Pitching coach Dave Righetti was one of three coaches to be reassigned Saturday morning. After 18 seasons as pitching coach, Righetti will now serve as special assistant to the general manager. Bullpen coach Mark Gardner was given a “special assignment role to assist in pitching evaluations.” Assistant hitting coach Steve Decker will be a special assistant for baseball operations. 

The moves cap a 13-month run in which the coaching staff has taken much of the blame for a $200 million roster that was poorly constructed in places and played embarrassing baseball for long stretches of the 2016 and 2017 seasons. Third base coach Roberto Kelly was let go after the 2016 season and first base coach Billy Hayes was reassigned. More changes appear on the way. 

“It does raise the level of attention to change when you struggle as much as we have, but you’re always contemplating making changes to try to help keep pushing your guys and make sure you continue to have different perspectives and new voices and reflections on how to get the most out of them,” Evans said on a conference call. 

Throughout September, multiple coaches expressed concern about their future roles, but the Giants held off several weeks before announcing changes. At least two members of the staff were involved in managerial searches elsewhere, and third base coach Phil Nevin is reportedly still a candidate for the open job in Philadelphia. 

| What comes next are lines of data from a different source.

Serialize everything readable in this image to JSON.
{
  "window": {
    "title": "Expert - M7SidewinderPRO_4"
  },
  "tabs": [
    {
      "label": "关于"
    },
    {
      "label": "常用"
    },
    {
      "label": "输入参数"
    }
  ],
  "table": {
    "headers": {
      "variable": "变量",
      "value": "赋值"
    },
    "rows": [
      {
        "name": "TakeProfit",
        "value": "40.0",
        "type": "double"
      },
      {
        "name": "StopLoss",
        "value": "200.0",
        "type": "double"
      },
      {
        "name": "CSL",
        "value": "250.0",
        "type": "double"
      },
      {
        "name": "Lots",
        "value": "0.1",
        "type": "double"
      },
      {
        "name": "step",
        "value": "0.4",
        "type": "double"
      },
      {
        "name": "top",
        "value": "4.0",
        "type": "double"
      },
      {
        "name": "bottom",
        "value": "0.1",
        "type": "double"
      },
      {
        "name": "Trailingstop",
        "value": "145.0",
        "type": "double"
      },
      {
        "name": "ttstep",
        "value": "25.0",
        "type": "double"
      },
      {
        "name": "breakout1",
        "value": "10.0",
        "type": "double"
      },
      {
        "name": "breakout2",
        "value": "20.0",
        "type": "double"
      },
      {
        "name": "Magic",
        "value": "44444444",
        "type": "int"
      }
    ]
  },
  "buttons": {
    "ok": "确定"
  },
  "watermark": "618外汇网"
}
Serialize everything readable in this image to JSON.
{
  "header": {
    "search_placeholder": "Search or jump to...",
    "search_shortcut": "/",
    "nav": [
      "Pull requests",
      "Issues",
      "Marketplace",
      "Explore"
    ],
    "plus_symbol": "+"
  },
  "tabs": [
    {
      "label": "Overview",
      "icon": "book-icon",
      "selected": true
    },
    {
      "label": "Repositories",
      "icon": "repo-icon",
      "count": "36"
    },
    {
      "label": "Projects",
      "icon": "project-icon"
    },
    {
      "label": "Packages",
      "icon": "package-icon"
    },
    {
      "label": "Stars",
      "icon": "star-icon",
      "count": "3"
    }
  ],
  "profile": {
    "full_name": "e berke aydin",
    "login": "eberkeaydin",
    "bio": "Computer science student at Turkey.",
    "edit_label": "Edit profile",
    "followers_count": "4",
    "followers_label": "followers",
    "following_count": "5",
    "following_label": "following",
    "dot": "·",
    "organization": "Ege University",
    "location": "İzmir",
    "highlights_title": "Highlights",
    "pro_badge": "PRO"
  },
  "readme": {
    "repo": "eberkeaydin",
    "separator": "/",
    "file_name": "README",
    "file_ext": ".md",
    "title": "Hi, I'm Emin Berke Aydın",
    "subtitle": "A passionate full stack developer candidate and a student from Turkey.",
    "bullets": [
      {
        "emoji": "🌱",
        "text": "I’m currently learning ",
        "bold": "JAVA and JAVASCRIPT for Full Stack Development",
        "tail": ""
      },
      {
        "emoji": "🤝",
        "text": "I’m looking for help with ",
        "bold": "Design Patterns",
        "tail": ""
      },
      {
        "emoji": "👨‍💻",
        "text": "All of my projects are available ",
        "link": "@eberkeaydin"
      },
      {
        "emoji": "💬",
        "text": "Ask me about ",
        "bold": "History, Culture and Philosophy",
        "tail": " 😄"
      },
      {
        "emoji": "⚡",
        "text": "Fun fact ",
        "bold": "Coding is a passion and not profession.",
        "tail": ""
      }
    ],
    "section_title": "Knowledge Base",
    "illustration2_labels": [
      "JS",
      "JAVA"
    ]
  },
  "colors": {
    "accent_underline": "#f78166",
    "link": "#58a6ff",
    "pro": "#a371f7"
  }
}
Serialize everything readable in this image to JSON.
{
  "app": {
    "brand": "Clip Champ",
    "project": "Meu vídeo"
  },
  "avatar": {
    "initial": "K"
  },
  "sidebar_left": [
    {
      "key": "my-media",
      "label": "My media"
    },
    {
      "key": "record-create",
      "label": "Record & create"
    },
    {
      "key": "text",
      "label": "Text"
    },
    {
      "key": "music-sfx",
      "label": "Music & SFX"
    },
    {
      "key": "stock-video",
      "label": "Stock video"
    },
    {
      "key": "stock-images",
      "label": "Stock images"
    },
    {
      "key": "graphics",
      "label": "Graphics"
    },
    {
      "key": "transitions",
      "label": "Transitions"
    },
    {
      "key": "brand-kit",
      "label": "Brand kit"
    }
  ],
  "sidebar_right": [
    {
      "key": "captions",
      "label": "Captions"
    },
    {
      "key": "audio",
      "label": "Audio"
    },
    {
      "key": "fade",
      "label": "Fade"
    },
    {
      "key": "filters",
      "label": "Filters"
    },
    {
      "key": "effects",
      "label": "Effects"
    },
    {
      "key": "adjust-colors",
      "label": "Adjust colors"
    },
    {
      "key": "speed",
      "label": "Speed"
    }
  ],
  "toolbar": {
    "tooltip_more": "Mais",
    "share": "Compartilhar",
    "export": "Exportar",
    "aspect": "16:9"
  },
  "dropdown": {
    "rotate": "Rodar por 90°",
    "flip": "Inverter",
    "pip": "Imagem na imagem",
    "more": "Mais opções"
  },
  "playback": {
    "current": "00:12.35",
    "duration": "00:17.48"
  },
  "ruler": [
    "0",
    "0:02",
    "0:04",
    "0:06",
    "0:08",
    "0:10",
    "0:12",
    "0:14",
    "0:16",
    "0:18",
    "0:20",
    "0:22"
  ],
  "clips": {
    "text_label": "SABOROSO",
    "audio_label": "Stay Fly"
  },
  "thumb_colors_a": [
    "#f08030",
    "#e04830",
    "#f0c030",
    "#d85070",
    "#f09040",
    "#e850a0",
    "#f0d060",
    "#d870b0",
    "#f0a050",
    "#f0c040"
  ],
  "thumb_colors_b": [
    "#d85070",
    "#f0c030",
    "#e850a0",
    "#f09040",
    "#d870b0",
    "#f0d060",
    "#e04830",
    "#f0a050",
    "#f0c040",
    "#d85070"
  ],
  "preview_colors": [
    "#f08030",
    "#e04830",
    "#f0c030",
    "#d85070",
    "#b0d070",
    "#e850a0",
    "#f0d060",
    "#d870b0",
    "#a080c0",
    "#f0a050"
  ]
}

Evans confirmed that he has interviewed outside candidates for a hitting coach role, but he would not go so far as to say Hensley Meulens will be reassigned as well. He also would not speak to the future of Ron Wotus, although the longtime bench coach is expected to be mixed up in future changes as well. Evans indicated he would announce further moves after all the open managerial vacancies are filled.

For now, the Giants are in the process of trying to find a new pitching coach. They are focused on experienced outside candidates, and they have plenty of options, as several other teams have made changes this month. Evans hinted that he wants the next pitching coach to have a more analytical approach. 

Righetti's replacement will have massive shoes to fill. His run was the longest for a pitching coach in franchise history. The Giants, usually so reliant on pitching, finished 16th in the Majors with a 4.50 ERA, but it’s hard to see how Righetti takes the blame for that. Madison Bumgarner missed a chunk of the season after a dirt bike accident, Johnny Cueto had a brutal injury-plagued year, Matt Moore battled himself and had the worst ERA in the National League, and the bullpen struggled, with closer Mark Melancon pitching through an injury that required season-ending surgery. 

Righetti was credited with helping to develop a rotation and bullpen that won three titles, and the bond he shared with pitchers was on display during the final weekend of the year, when Matt Cain talked repeatedly about their close relationship and went straight for Righetti after he came off the field for the final time. While it’s often hard to figure out where to give credit, even in a down year for the staff, Righetti played a role in Sam Dyson’s resurgence, and he helped Ty Blach and Chris Stratton break in as big league regulars. 

“Ultimately a change for us in the clubhouse is really an opportunity just to put a new voice with our pitching staff and try to keep pushing to the heights that we aspire as an organization and a club,” Evans said. “Changes sometimes are needed as much for the sake of that new voice as anything, and I think that was really the priority here.”

Righetti will help Evans in a front office role. Evans admitted that Righetti’s “heartbeat is in uniform as a coach,” but said he was willing to take on a new role for an organization he loves. 

Gardner, a former Giants pitcher, had been on staff since 2003. He will now help to evaluate pitchers inside and outside the organization, and Evans said Gardner could serve an important role in evaluating trade options. Decker joined the big league staff in 2015 after a long run working in the minor leagues. The 2017 season was his 23rd with the organization. He will have a “blank canvas,” Evans said, working in different roles inside the organization. Decker will also help with draft preparation.